TOKYO — An earthquake with magnitude of 6.9 struck Tuesday off the coast of Fukushima prefecture in Japan, the U.S. Geological Survey said. A tsunami warning for waves of up to 10 feet was issued.
However, a preliminary magnitude 7.3 earthquake was recorded, the Japan Meteorological Agency said. Both agencies put the depth at just over 6 miles.
While residents as far away as Tokyo reported feeling the shaking, there were no immediate reports of injuries or damage, Reuters reports. Two operators of potentially affected nuclear plants reported no initial signs of damage.
Reuters reports that much of the northern Japanese coast is being urged to evacuate due to the possibility of a tsunami. The Pacific Tusnami Warning Center said in a statement faraway places like Hawaii aren’t expected to experience any tsunami affects.
In 2011, a magnitude 9.1 earthquake in the same region triggered a massive tsunami and led to almost 16,000 deaths. The temblor and tsunami led to a nuclear disaster at the power plant in Fukushima, which is still causing problems to this day.
The operator of the plant said there were no abnormalities observed at the plant, Japanese public broadcaster NHK said.
Reuters reports that as a result of the 2011 disaster, all nuclear plants on the coast threatened by the tsunami are shutdown in the wake of the Fukushima disaster. Only two reactors are operating in Japan, both in the southwest of the country, far away from the tsunami warning.

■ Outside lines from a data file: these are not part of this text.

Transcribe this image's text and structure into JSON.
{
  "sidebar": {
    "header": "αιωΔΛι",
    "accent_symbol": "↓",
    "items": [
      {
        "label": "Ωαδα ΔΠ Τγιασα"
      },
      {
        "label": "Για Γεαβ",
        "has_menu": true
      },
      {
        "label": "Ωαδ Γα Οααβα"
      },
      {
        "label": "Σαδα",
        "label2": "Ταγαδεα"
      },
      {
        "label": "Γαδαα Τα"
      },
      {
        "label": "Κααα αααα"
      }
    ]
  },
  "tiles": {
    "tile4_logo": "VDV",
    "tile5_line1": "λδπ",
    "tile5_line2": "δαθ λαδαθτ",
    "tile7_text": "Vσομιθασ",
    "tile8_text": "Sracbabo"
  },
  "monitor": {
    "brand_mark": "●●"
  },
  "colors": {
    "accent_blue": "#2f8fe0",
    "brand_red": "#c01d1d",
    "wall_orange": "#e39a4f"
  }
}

This is a developing story. Please check back in frequently for updates.